The supporting cast also did a great job in making the world of 300 a real one. Callan Mulvey and Jack O’Connell play a father son duo reminiscent of the duo from the first film. I won’t spoil the fate of these characters but suffice it to say that the outcome is satisfying and in my opinion handled better than in the first film yet it lacked the same emotional impact. We get to know these characters and feel for their ordeals throughout the running time but the reactions of these characters were not as raw as the performances given the first time around. Rodrigo Santoro also offers in an excellent turn as Xerxes once again. With more to play with here Santoro gets to flex his acting muscles a little bit for the better. Xerxes comes off as quite intimidating but is eventually shown to be a big child hell-bent on proving himself. While not a major thread of the movie his arc is an interesting one.

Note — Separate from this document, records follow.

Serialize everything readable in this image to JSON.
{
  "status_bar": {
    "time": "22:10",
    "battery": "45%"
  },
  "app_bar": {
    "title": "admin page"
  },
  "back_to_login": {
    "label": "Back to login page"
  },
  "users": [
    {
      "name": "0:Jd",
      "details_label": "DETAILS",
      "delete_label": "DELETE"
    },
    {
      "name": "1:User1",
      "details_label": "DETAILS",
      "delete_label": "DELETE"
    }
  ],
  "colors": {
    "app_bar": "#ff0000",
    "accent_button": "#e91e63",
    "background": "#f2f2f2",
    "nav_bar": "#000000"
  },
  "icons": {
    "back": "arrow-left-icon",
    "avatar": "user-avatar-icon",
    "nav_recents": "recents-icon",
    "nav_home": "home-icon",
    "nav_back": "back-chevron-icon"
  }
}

Moving away from the actors, the look and feel of the world was fantastic. Had they made everything a bit more colourful like the first it would have been all the better for it. This film is steeped in darkness and despair, it is constantly raining and things are always blowing up. Which is not a bad thing in this case. The action sequences capture your attention and hold on for the entire duration of the movie. A number of the major action beats take place in the middle of a raging ocean on ships. This leads to a ton of interesting fight choreography and truly magnificent visuals. It’s worth mentioning here that the 3D did not take away from my experience at all. I still got a ton of detail and could easily read all the action on screen. Some of the CG was spotty at times (some parts of the final fight scene looked like a video game) and there were a couple of questionable lighting choices (lens flare tended to take over the screen during a few conversations) but these moments were few and far between. The end package is a delicious visual feast that is worth seeing more than once if you’re a fan of the first flick or an action fan in general.
With a cast full of solid to excellent performances (Eva Green!) a smorgasbord of drool worthy action sequences and a decent story to flesh out the world of 300, Rise of an Empire is a more than worthy successor to the Zack Snyder original. With some obvious callbacks to the first film (this is Sparta) and enough to differentiate it from its predecessor this film is good for 300 veterans or new fans alike. It does like some of the emotional punch and weight of the first film but that is the price to pay for such brutal and over the top action. 300:Rise of an Empire is definitely worth the price of admission, 3D or otherwise.
I give this film 8.5/10